Output all of the records word for word and drop the images.

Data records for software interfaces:
== Segment start ==

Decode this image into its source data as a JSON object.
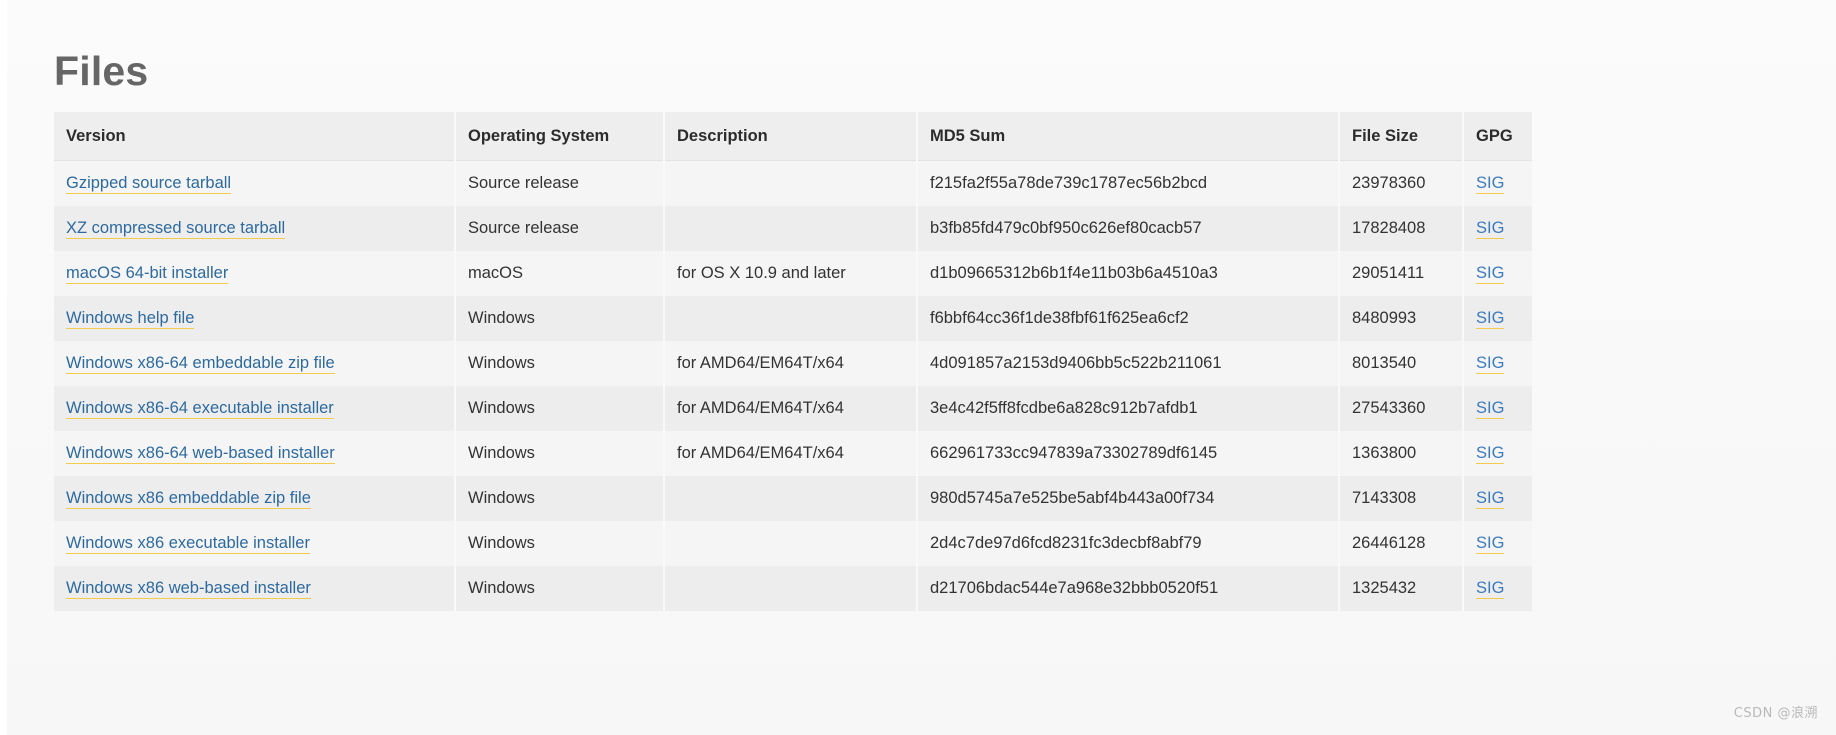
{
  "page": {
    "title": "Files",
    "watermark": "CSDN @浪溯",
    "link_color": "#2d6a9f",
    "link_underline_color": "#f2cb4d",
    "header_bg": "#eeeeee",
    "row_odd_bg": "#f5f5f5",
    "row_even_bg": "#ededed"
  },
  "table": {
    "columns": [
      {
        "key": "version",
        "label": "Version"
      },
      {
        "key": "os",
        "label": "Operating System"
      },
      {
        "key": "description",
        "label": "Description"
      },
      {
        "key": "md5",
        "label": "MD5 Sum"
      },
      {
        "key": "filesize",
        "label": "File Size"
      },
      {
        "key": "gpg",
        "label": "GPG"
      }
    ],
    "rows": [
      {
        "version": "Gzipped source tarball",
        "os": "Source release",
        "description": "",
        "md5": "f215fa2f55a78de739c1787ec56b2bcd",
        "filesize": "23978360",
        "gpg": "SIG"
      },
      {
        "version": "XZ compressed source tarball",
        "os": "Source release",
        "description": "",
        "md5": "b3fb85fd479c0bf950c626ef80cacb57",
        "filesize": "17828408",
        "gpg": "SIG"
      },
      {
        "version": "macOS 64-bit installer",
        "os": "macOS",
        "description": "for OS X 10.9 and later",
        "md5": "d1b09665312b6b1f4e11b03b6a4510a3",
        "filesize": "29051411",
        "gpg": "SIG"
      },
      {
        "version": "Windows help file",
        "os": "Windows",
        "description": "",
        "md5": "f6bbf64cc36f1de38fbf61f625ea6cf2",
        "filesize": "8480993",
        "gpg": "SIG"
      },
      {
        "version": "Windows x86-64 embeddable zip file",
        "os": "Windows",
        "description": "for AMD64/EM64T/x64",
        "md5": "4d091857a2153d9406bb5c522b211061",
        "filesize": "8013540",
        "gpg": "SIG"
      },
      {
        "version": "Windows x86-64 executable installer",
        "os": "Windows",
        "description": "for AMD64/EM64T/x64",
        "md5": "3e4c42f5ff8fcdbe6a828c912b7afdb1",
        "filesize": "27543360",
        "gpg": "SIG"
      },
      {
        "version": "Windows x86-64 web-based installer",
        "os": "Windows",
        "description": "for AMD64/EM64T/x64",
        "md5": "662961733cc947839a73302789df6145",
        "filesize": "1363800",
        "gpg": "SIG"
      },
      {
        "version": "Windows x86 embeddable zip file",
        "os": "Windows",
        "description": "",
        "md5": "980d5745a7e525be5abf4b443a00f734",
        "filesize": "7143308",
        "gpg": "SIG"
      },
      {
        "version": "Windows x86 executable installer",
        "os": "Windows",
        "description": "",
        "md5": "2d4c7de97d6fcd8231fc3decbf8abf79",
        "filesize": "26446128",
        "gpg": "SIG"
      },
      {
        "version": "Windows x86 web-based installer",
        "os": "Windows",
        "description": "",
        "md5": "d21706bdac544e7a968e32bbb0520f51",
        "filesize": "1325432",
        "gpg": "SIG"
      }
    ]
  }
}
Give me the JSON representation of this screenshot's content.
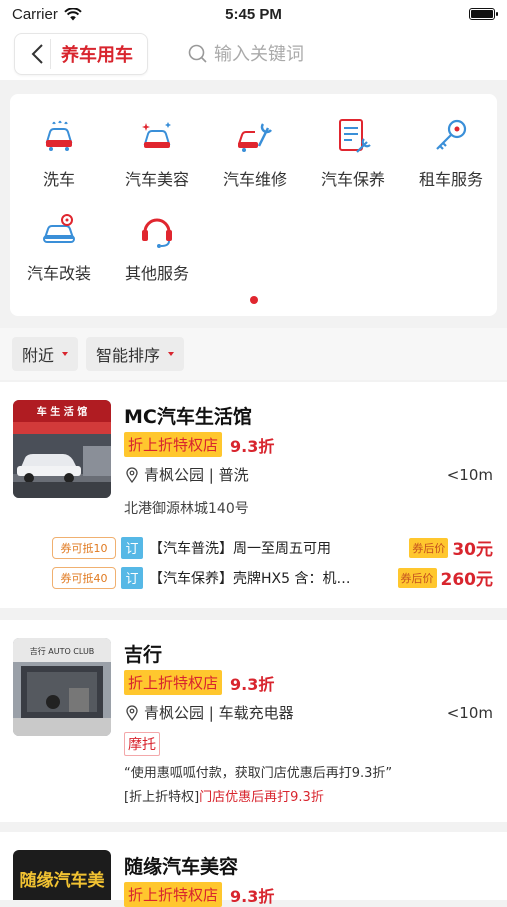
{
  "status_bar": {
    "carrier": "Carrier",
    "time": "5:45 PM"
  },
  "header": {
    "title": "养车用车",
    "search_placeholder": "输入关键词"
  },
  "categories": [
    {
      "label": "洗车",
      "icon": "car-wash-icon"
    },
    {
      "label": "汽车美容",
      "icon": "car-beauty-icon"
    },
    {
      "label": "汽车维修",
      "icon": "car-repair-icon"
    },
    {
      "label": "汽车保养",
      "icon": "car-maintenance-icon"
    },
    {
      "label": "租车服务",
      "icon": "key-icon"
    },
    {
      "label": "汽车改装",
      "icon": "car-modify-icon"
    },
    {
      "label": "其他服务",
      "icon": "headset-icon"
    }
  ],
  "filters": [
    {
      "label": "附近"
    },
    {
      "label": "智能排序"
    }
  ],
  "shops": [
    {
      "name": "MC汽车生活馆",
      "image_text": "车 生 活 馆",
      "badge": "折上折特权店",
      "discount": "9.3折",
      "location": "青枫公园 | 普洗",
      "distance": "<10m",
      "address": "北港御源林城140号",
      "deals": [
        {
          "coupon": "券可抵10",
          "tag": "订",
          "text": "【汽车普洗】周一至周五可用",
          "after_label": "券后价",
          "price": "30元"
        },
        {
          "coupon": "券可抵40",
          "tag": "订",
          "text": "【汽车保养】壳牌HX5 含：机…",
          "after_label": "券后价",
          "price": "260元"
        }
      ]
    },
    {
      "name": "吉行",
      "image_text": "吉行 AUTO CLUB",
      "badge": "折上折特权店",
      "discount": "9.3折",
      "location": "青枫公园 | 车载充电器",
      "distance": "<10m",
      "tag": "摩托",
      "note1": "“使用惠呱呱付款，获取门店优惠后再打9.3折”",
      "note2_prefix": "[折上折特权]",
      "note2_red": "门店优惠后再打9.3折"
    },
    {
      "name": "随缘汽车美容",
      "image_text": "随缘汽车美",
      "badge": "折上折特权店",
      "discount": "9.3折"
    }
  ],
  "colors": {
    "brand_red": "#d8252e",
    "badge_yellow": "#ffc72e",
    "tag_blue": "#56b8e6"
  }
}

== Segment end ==

### The answer
Decode this image into its source data as a JSON object.
{
  "page": {
    "title": "Files",
    "watermark": "CSDN @浪溯",
    "link_color": "#2d6a9f",
    "link_underline_color": "#f2cb4d",
    "header_bg": "#eeeeee",
    "row_odd_bg": "#f5f5f5",
    "row_even_bg": "#ededed"
  },
  "table": {
    "columns": [
      {
        "key": "version",
        "label": "Version"
      },
      {
        "key": "os",
        "label": "Operating System"
      },
      {
        "key": "description",
        "label": "Description"
      },
      {
        "key": "md5",
        "label": "MD5 Sum"
      },
      {
        "key": "filesize",
        "label": "File Size"
      },
      {
        "key": "gpg",
        "label": "GPG"
      }
    ],
    "rows": [
      {
        "version": "Gzipped source tarball",
        "os": "Source release",
        "description": "",
        "md5": "f215fa2f55a78de739c1787ec56b2bcd",
        "filesize": "23978360",
        "gpg": "SIG"
      },
      {
        "version": "XZ compressed source tarball",
        "os": "Source release",
        "description": "",
        "md5": "b3fb85fd479c0bf950c626ef80cacb57",
        "filesize": "17828408",
        "gpg": "SIG"
      },
      {
        "version": "macOS 64-bit installer",
        "os": "macOS",
        "description": "for OS X 10.9 and later",
        "md5": "d1b09665312b6b1f4e11b03b6a4510a3",
        "filesize": "29051411",
        "gpg": "SIG"
      },
      {
        "version": "Windows help file",
        "os": "Windows",
        "description": "",
        "md5": "f6bbf64cc36f1de38fbf61f625ea6cf2",
        "filesize": "8480993",
        "gpg": "SIG"
      },
      {
        "version": "Windows x86-64 embeddable zip file",
        "os": "Windows",
        "description": "for AMD64/EM64T/x64",
        "md5": "4d091857a2153d9406bb5c522b211061",
        "filesize": "8013540",
        "gpg": "SIG"
      },
      {
        "version": "Windows x86-64 executable installer",
        "os": "Windows",
        "description": "for AMD64/EM64T/x64",
        "md5": "3e4c42f5ff8fcdbe6a828c912b7afdb1",
        "filesize": "27543360",
        "gpg": "SIG"
      },
      {
        "version": "Windows x86-64 web-based installer",
        "os": "Windows",
        "description": "for AMD64/EM64T/x64",
        "md5": "662961733cc947839a73302789df6145",
        "filesize": "1363800",
        "gpg": "SIG"
      },
      {
        "version": "Windows x86 embeddable zip file",
        "os": "Windows",
        "description": "",
        "md5": "980d5745a7e525be5abf4b443a00f734",
        "filesize": "7143308",
        "gpg": "SIG"
      },
      {
        "version": "Windows x86 executable installer",
        "os": "Windows",
        "description": "",
        "md5": "2d4c7de97d6fcd8231fc3decbf8abf79",
        "filesize": "26446128",
        "gpg": "SIG"
      },
      {
        "version": "Windows x86 web-based installer",
        "os": "Windows",
        "description": "",
        "md5": "d21706bdac544e7a968e32bbb0520f51",
        "filesize": "1325432",
        "gpg": "SIG"
      }
    ]
  }
}
Give me the JSON representation of this screenshot's content.
{
  "status_bar": {
    "carrier": "Carrier",
    "time": "5:45 PM"
  },
  "header": {
    "title": "养车用车",
    "search_placeholder": "输入关键词"
  },
  "categories": [
    {
      "label": "洗车",
      "icon": "car-wash-icon"
    },
    {
      "label": "汽车美容",
      "icon": "car-beauty-icon"
    },
    {
      "label": "汽车维修",
      "icon": "car-repair-icon"
    },
    {
      "label": "汽车保养",
      "icon": "car-maintenance-icon"
    },
    {
      "label": "租车服务",
      "icon": "key-icon"
    },
    {
      "label": "汽车改装",
      "icon": "car-modify-icon"
    },
    {
      "label": "其他服务",
      "icon": "headset-icon"
    }
  ],
  "filters": [
    {
      "label": "附近"
    },
    {
      "label": "智能排序"
    }
  ],
  "shops": [
    {
      "name": "MC汽车生活馆",
      "image_text": "车 生 活 馆",
      "badge": "折上折特权店",
      "discount": "9.3折",
      "location": "青枫公园 | 普洗",
      "distance": "<10m",
      "address": "北港御源林城140号",
      "deals": [
        {
          "coupon": "券可抵10",
          "tag": "订",
          "text": "【汽车普洗】周一至周五可用",
          "after_label": "券后价",
          "price": "30元"
        },
        {
          "coupon": "券可抵40",
          "tag": "订",
          "text": "【汽车保养】壳牌HX5 含：机…",
          "after_label": "券后价",
          "price": "260元"
        }
      ]
    },
    {
      "name": "吉行",
      "image_text": "吉行 AUTO CLUB",
      "badge": "折上折特权店",
      "discount": "9.3折",
      "location": "青枫公园 | 车载充电器",
      "distance": "<10m",
      "tag": "摩托",
      "note1": "“使用惠呱呱付款，获取门店优惠后再打9.3折”",
      "note2_prefix": "[折上折特权]",
      "note2_red": "门店优惠后再打9.3折"
    },
    {
      "name": "随缘汽车美容",
      "image_text": "随缘汽车美",
      "badge": "折上折特权店",
      "discount": "9.3折"
    }
  ],
  "colors": {
    "brand_red": "#d8252e",
    "badge_yellow": "#ffc72e",
    "tag_blue": "#56b8e6"
  }
}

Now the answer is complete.